** PROBLEM REQUIREMENTS **
What you return should be the entries, unchanged, without their pictures.

** PROVIDED DATA **
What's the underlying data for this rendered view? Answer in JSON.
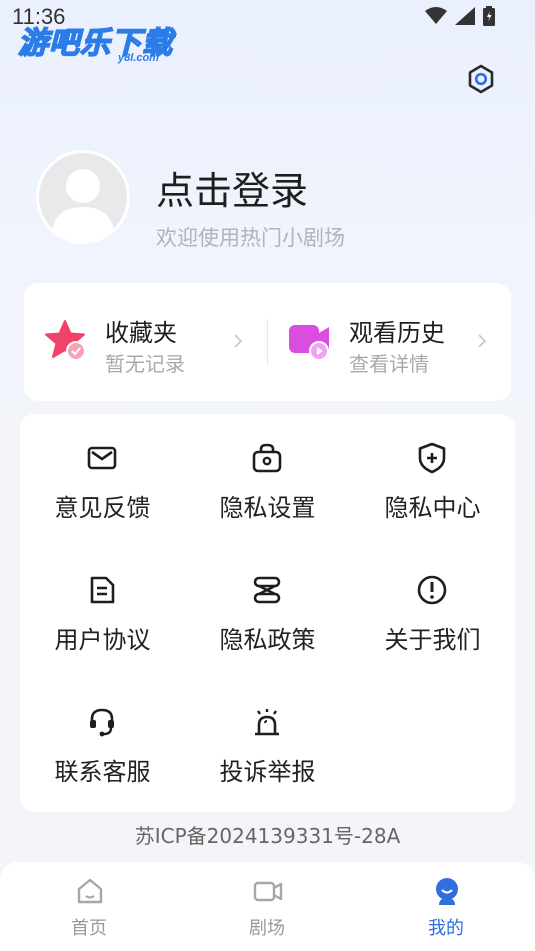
{
  "status_bar": {
    "time": "11:36"
  },
  "watermark": {
    "text": "游吧乐下载",
    "sub": "y8l.com"
  },
  "profile": {
    "login_title": "点击登录",
    "welcome": "欢迎使用热门小剧场"
  },
  "quick_links": [
    {
      "title": "收藏夹",
      "subtitle": "暂无记录",
      "icon": "star-icon",
      "color": "#f0426a"
    },
    {
      "title": "观看历史",
      "subtitle": "查看详情",
      "icon": "video-history-icon",
      "color": "#d94ee0"
    }
  ],
  "grid": [
    {
      "label": "意见反馈",
      "icon": "mail-icon"
    },
    {
      "label": "隐私设置",
      "icon": "lock-bag-icon"
    },
    {
      "label": "隐私中心",
      "icon": "shield-plus-icon"
    },
    {
      "label": "用户协议",
      "icon": "document-icon"
    },
    {
      "label": "隐私政策",
      "icon": "policy-icon"
    },
    {
      "label": "关于我们",
      "icon": "info-icon"
    },
    {
      "label": "联系客服",
      "icon": "headset-icon"
    },
    {
      "label": "投诉举报",
      "icon": "alarm-icon"
    }
  ],
  "icp": "苏ICP备2024139331号-28A",
  "tabbar": [
    {
      "label": "首页",
      "icon": "home-icon",
      "active": false
    },
    {
      "label": "剧场",
      "icon": "video-camera-icon",
      "active": false
    },
    {
      "label": "我的",
      "icon": "profile-icon",
      "active": true
    }
  ],
  "colors": {
    "accent": "#2f6fe0",
    "star": "#f0426a",
    "video": "#d94ee0"
  }
}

** RESPONSE TO THIS EXERCISE **
What's the underlying data for this rendered view? Answer in JSON.
{
  "status_bar": {
    "time": "11:36"
  },
  "watermark": {
    "text": "游吧乐下载",
    "sub": "y8l.com"
  },
  "profile": {
    "login_title": "点击登录",
    "welcome": "欢迎使用热门小剧场"
  },
  "quick_links": [
    {
      "title": "收藏夹",
      "subtitle": "暂无记录",
      "icon": "star-icon",
      "color": "#f0426a"
    },
    {
      "title": "观看历史",
      "subtitle": "查看详情",
      "icon": "video-history-icon",
      "color": "#d94ee0"
    }
  ],
  "grid": [
    {
      "label": "意见反馈",
      "icon": "mail-icon"
    },
    {
      "label": "隐私设置",
      "icon": "lock-bag-icon"
    },
    {
      "label": "隐私中心",
      "icon": "shield-plus-icon"
    },
    {
      "label": "用户协议",
      "icon": "document-icon"
    },
    {
      "label": "隐私政策",
      "icon": "policy-icon"
    },
    {
      "label": "关于我们",
      "icon": "info-icon"
    },
    {
      "label": "联系客服",
      "icon": "headset-icon"
    },
    {
      "label": "投诉举报",
      "icon": "alarm-icon"
    }
  ],
  "icp": "苏ICP备2024139331号-28A",
  "tabbar": [
    {
      "label": "首页",
      "icon": "home-icon",
      "active": false
    },
    {
      "label": "剧场",
      "icon": "video-camera-icon",
      "active": false
    },
    {
      "label": "我的",
      "icon": "profile-icon",
      "active": true
    }
  ],
  "colors": {
    "accent": "#2f6fe0",
    "star": "#f0426a",
    "video": "#d94ee0"
  }
}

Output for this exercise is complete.